__TASK TO COMPLETE__: Note each line of the entries that includes "folders". Then copy those lines.

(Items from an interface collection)
BEGIN
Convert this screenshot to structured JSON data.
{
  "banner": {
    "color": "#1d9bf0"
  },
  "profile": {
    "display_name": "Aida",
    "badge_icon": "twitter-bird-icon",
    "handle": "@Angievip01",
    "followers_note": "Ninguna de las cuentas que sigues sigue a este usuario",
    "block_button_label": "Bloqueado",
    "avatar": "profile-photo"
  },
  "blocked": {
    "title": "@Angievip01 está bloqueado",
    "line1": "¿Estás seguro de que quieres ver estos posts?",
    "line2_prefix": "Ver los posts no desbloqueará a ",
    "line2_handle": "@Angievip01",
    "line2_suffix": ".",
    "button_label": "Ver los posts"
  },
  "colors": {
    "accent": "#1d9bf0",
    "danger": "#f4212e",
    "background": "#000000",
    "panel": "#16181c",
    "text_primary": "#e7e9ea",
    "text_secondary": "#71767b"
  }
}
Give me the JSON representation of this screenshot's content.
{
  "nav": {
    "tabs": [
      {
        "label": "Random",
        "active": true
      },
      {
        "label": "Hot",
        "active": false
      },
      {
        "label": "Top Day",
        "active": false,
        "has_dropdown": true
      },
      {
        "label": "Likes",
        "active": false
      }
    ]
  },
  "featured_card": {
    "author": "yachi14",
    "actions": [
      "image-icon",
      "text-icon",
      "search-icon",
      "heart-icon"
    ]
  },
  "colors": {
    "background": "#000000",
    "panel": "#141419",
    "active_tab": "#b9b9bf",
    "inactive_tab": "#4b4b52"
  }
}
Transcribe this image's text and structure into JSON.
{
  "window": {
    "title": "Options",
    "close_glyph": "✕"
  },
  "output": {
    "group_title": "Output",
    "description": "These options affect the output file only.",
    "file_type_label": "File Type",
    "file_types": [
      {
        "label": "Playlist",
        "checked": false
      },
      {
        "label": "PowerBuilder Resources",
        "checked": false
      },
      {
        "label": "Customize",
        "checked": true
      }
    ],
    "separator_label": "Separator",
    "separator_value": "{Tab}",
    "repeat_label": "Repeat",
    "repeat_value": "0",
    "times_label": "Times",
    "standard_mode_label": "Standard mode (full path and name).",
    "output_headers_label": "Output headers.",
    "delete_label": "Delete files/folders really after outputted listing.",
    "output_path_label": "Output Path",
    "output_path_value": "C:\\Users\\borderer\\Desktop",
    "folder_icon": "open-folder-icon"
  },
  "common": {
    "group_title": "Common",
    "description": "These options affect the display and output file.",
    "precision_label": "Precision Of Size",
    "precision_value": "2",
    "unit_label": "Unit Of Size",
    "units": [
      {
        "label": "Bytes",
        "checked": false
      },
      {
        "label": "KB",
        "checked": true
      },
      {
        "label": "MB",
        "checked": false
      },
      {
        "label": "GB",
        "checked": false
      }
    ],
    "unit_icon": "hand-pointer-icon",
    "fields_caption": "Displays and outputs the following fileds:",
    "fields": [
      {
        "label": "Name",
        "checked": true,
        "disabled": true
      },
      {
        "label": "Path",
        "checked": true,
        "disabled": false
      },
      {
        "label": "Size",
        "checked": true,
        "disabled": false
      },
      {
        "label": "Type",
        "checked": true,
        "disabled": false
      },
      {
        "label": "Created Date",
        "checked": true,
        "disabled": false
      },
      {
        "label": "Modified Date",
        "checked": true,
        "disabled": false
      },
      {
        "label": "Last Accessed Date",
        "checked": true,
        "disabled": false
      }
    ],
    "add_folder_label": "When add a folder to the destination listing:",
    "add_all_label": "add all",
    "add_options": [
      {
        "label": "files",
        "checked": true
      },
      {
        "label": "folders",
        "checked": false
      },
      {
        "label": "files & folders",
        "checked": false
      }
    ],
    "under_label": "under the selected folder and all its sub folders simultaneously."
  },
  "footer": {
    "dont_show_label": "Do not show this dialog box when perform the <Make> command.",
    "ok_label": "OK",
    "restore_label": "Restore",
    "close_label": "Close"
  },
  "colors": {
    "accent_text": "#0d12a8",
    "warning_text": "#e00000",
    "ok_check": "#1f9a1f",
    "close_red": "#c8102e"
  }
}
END
__RESPONSE AREA__:
    "delete_label": "Delete files/folders really after outputted listing.",
        "label": "folders",
        "label": "files & folders",
    "under_label": "under the selected folder and all its sub folders simultaneously."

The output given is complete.